Your answer should reproduce every line of the material in which the word "count" occurs.

Segment Start: Dataset excerpts

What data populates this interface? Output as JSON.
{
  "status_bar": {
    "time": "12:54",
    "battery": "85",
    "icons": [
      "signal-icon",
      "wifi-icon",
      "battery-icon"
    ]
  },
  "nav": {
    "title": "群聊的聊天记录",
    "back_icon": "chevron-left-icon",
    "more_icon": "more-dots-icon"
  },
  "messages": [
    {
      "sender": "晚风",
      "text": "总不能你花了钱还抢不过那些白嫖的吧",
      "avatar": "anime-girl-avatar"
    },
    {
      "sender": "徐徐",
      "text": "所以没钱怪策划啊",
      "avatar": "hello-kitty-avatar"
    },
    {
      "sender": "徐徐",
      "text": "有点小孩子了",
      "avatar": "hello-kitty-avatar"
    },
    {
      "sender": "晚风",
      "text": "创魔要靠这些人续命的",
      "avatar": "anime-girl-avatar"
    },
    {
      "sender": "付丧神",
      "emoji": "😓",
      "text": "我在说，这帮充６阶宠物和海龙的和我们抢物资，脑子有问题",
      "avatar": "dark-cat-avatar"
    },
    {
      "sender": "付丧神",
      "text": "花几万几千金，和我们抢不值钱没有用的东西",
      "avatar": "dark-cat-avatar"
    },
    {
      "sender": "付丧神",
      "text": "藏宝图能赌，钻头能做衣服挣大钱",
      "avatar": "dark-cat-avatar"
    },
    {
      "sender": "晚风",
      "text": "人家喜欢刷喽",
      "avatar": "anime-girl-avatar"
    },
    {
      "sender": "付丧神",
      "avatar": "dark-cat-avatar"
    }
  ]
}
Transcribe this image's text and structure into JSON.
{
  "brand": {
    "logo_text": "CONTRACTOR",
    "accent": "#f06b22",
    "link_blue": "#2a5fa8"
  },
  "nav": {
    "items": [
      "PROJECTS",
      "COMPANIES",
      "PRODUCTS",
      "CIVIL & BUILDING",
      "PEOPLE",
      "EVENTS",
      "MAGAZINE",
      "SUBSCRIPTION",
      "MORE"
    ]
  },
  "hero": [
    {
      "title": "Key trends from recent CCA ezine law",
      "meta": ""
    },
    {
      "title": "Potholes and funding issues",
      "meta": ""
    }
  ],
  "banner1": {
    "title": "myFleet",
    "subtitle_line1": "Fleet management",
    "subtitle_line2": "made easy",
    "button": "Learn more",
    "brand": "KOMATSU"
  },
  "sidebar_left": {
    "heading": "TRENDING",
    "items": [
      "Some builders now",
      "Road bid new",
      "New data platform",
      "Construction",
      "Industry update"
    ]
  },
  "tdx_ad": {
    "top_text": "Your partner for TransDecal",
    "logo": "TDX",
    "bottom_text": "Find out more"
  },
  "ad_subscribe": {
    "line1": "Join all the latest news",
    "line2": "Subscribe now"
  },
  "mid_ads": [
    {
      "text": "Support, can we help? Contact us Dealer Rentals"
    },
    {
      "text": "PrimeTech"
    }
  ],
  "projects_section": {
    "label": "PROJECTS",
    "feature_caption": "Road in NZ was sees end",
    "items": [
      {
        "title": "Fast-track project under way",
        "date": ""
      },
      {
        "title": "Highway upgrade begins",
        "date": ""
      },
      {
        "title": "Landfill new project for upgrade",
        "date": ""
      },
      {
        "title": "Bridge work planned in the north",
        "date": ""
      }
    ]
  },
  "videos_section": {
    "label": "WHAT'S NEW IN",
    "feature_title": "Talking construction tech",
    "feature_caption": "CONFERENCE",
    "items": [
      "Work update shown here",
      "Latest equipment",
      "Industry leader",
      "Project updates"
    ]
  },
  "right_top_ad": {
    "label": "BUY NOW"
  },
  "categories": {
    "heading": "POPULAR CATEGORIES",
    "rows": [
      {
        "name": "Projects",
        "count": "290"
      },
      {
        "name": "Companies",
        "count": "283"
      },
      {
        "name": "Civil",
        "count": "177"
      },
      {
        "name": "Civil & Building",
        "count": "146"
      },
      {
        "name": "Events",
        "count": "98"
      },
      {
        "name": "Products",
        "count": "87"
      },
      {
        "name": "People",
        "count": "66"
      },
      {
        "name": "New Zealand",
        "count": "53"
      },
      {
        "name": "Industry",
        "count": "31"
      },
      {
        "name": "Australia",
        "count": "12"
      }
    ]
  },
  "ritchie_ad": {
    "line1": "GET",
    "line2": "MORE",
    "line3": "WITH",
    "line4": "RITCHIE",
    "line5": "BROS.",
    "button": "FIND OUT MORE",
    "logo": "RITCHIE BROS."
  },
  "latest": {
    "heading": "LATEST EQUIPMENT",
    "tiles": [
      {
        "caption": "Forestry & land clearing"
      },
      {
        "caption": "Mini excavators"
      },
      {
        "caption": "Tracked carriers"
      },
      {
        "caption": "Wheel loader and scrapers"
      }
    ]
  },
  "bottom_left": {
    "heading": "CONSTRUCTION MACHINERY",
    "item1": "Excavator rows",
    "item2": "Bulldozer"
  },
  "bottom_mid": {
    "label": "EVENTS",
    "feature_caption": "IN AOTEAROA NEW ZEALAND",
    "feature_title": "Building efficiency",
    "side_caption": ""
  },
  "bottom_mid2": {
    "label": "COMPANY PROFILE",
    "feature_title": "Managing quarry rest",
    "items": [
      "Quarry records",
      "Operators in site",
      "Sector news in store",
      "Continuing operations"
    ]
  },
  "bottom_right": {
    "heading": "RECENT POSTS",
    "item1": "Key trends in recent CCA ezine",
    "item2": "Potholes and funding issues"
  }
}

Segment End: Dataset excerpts

• **Finished task**
        "count": "290"
        "count": "283"
        "count": "177"
        "count": "146"
        "count": "98"
        "count": "87"
        "count": "66"
        "count": "53"
        "count": "31"
        "count": "12"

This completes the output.